_WORK TASK:_
Locate every line in the records below that contains the word "text", and copy each one.

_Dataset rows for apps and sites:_
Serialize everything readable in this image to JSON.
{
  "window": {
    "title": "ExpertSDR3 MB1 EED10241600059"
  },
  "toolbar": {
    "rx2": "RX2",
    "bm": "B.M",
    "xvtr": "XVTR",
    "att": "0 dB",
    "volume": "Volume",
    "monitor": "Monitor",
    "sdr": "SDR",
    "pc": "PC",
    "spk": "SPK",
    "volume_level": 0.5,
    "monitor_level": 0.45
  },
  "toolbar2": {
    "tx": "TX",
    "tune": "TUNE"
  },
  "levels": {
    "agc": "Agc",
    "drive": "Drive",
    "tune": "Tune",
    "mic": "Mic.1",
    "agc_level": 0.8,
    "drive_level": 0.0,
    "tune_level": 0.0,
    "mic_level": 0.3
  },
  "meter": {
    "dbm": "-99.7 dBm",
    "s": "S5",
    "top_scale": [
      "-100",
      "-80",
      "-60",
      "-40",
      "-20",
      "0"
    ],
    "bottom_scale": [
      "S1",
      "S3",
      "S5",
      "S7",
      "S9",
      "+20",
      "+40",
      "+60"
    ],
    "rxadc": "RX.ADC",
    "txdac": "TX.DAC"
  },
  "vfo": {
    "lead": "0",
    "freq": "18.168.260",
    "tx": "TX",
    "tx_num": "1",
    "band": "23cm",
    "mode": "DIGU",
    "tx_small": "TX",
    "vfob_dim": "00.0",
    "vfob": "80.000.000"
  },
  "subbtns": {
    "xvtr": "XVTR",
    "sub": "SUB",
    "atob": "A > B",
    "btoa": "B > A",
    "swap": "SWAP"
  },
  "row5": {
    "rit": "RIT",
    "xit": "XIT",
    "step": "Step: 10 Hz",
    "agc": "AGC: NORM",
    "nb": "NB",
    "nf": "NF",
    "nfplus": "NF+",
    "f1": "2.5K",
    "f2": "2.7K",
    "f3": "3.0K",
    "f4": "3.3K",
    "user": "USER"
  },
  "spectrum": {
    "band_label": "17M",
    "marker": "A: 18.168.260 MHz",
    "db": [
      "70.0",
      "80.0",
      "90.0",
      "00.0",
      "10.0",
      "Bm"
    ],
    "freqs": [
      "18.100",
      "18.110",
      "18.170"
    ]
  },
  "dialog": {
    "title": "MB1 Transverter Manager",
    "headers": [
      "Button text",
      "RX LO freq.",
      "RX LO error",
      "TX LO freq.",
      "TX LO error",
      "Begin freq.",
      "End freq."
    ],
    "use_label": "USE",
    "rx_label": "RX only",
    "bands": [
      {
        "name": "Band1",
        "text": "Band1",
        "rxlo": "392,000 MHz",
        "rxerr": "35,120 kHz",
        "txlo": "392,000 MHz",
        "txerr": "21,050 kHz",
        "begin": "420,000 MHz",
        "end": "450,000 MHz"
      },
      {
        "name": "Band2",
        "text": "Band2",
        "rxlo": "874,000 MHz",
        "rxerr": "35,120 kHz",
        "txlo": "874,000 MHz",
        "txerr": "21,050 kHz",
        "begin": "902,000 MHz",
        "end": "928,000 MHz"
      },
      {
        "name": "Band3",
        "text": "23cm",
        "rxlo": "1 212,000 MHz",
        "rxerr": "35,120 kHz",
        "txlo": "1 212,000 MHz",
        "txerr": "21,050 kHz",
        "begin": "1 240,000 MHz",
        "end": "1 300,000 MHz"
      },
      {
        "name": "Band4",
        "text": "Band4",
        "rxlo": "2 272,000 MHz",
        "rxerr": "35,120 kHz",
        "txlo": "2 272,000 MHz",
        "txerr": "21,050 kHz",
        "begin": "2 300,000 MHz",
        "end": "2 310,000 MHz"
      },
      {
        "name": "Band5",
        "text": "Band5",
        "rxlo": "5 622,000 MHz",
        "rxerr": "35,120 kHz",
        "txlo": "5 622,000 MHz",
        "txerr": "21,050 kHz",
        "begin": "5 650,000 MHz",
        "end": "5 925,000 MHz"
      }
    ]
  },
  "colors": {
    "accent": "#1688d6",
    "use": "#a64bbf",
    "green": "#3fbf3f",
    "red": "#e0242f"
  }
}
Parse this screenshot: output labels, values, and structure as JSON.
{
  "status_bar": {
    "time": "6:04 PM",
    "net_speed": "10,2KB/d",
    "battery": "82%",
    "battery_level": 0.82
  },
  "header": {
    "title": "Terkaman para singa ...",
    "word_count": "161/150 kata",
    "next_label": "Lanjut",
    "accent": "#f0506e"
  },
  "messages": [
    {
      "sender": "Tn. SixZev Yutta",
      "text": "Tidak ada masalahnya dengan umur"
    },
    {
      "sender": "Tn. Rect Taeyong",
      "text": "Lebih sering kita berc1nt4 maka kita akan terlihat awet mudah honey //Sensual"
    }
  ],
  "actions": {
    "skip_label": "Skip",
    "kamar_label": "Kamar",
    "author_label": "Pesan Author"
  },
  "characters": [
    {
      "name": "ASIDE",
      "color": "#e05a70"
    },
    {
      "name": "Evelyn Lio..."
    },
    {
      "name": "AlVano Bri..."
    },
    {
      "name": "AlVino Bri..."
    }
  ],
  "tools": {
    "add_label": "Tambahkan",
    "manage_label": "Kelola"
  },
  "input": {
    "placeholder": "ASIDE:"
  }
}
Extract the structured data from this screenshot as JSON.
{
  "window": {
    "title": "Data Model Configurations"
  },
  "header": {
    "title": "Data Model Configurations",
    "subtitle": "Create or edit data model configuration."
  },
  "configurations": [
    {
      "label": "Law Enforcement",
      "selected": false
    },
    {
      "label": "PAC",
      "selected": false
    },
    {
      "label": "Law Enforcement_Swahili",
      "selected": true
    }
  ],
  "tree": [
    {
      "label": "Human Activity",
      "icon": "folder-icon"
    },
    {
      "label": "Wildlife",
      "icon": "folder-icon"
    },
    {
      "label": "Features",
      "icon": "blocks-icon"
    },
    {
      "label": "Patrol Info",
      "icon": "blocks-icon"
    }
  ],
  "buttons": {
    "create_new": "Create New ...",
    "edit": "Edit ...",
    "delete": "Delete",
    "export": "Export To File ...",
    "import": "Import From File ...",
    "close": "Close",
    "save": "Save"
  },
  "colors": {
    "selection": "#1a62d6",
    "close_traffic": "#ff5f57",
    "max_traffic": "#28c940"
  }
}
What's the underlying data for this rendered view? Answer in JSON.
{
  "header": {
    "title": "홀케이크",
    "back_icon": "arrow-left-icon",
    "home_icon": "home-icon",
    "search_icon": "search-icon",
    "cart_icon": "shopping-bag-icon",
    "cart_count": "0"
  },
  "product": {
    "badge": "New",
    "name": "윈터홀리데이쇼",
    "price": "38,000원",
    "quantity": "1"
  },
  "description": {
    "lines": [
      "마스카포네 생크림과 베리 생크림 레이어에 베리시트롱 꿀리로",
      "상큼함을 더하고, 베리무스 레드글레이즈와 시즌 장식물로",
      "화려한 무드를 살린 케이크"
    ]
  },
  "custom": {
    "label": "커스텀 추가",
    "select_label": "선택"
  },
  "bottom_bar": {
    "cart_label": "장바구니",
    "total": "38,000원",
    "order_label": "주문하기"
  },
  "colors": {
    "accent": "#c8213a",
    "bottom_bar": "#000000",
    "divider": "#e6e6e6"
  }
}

_ANSWER FOR THIS EXERCISE:_
      "Button text",
        "text": "Band1",
        "text": "Band2",
        "text": "23cm",
        "text": "Band4",
        "text": "Band5",
      "text": "Tidak ada masalahnya dengan umur"
      "text": "Lebih sering kita berc1nt4 maka kita akan terlihat awet mudah honey //Sensual"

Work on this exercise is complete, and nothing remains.